(Data about app and page elements)
-- Opening Marker --
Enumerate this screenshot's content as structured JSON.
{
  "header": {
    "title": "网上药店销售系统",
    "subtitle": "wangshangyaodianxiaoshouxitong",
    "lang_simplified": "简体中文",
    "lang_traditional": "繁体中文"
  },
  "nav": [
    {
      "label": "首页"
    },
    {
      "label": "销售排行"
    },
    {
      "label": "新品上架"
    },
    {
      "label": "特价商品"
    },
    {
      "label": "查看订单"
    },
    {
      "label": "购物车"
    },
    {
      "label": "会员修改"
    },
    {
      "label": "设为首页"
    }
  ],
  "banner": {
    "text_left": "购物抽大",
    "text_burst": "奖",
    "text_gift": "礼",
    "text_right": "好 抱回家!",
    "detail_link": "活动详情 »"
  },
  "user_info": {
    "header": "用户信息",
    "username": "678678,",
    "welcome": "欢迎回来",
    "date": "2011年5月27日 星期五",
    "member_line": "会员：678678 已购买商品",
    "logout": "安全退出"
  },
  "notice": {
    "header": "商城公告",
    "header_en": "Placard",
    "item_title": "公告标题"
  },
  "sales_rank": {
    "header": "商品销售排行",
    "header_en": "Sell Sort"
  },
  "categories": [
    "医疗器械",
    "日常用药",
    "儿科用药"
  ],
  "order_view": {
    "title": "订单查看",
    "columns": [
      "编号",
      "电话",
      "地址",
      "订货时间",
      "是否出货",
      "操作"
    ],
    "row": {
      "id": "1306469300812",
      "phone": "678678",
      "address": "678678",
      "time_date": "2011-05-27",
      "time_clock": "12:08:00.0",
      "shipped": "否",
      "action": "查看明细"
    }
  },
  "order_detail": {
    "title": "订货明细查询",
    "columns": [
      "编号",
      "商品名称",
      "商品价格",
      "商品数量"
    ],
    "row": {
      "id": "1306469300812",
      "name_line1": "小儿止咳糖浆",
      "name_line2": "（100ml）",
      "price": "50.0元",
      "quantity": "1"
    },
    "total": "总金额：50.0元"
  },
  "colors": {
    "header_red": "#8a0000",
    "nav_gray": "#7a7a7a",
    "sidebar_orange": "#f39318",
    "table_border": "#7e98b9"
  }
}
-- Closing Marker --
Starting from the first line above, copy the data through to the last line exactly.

**ANSWER FOR THIS EXERCISE**
Enumerate this screenshot's content as structured JSON.
{
  "header": {
    "title": "网上药店销售系统",
    "subtitle": "wangshangyaodianxiaoshouxitong",
    "lang_simplified": "简体中文",
    "lang_traditional": "繁体中文"
  },
  "nav": [
    {
      "label": "首页"
    },
    {
      "label": "销售排行"
    },
    {
      "label": "新品上架"
    },
    {
      "label": "特价商品"
    },
    {
      "label": "查看订单"
    },
    {
      "label": "购物车"
    },
    {
      "label": "会员修改"
    },
    {
      "label": "设为首页"
    }
  ],
  "banner": {
    "text_left": "购物抽大",
    "text_burst": "奖",
    "text_gift": "礼",
    "text_right": "好 抱回家!",
    "detail_link": "活动详情 »"
  },
  "user_info": {
    "header": "用户信息",
    "username": "678678,",
    "welcome": "欢迎回来",
    "date": "2011年5月27日 星期五",
    "member_line": "会员：678678 已购买商品",
    "logout": "安全退出"
  },
  "notice": {
    "header": "商城公告",
    "header_en": "Placard",
    "item_title": "公告标题"
  },
  "sales_rank": {
    "header": "商品销售排行",
    "header_en": "Sell Sort"
  },
  "categories": [
    "医疗器械",
    "日常用药",
    "儿科用药"
  ],
  "order_view": {
    "title": "订单查看",
    "columns": [
      "编号",
      "电话",
      "地址",
      "订货时间",
      "是否出货",
      "操作"
    ],
    "row": {
      "id": "1306469300812",
      "phone": "678678",
      "address": "678678",
      "time_date": "2011-05-27",
      "time_clock": "12:08:00.0",
      "shipped": "否",
      "action": "查看明细"
    }
  },
  "order_detail": {
    "title": "订货明细查询",
    "columns": [
      "编号",
      "商品名称",
      "商品价格",
      "商品数量"
    ],
    "row": {
      "id": "1306469300812",
      "name_line1": "小儿止咳糖浆",
      "name_line2": "（100ml）",
      "price": "50.0元",
      "quantity": "1"
    },
    "total": "总金额：50.0元"
  },
  "colors": {
    "header_red": "#8a0000",
    "nav_gray": "#7a7a7a",
    "sidebar_orange": "#f39318",
    "table_border": "#7e98b9"
  }
}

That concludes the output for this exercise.